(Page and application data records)

☆ ☆ ☆ ☆ ☆ ☆ ☆

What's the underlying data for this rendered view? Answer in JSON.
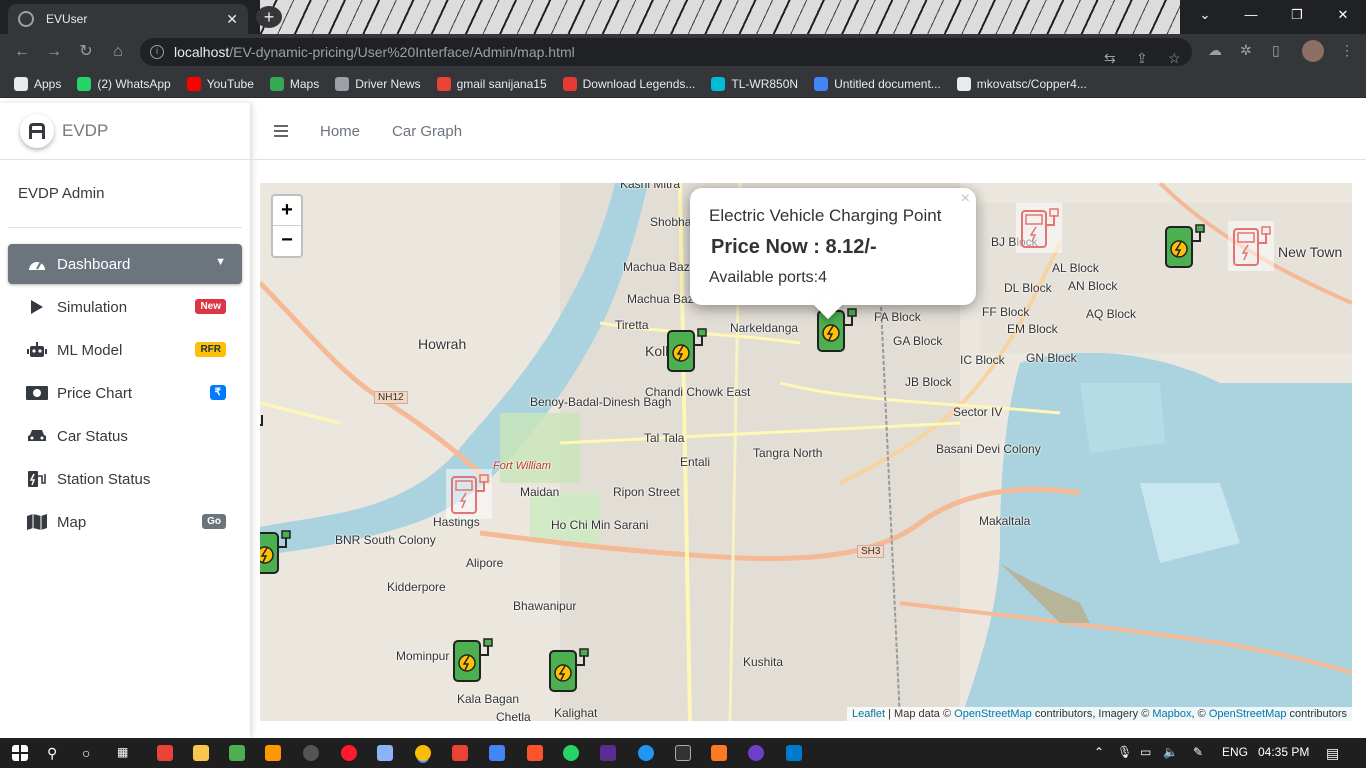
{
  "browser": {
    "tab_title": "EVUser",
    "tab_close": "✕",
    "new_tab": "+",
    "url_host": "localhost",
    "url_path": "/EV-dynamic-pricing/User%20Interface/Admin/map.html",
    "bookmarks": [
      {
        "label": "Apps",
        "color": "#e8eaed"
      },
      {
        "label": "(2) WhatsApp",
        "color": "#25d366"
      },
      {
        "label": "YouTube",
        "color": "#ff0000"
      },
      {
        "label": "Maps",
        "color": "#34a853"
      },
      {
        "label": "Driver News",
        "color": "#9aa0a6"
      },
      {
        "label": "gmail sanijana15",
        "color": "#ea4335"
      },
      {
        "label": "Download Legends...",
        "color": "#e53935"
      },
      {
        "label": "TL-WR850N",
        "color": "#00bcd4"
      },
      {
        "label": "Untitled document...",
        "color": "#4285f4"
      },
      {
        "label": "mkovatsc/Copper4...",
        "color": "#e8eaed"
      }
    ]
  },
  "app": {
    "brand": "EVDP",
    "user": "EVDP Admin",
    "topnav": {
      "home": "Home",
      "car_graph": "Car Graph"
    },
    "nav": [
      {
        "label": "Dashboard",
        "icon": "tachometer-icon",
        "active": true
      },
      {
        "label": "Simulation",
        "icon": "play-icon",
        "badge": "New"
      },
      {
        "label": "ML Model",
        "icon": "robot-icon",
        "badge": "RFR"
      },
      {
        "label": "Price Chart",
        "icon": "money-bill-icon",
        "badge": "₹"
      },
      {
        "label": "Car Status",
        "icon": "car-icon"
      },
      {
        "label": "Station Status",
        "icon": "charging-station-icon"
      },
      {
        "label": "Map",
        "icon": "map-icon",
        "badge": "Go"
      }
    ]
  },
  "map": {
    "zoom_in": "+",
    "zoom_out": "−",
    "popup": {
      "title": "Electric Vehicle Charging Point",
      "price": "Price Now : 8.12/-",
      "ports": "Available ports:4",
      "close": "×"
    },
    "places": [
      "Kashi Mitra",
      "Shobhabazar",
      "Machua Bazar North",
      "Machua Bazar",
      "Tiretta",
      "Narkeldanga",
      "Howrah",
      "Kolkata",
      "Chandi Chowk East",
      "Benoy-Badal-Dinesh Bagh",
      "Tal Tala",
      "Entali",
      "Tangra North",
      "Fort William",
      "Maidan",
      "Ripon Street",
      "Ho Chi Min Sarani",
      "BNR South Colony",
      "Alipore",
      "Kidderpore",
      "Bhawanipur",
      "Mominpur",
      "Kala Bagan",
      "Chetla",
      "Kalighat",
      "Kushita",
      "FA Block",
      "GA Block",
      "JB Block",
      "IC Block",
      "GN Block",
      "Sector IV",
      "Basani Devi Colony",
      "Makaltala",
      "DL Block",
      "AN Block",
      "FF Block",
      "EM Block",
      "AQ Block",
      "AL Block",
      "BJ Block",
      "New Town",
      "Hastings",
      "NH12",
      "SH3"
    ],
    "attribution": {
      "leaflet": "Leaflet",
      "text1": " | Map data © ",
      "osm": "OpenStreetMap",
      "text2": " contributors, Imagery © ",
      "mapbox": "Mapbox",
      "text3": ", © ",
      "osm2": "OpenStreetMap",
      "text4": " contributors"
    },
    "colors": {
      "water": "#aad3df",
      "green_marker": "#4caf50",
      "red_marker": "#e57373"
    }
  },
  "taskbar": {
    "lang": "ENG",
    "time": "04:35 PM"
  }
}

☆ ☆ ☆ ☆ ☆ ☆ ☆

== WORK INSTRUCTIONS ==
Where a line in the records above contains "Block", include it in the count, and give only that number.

== EXERCISE SOLUTION ==
12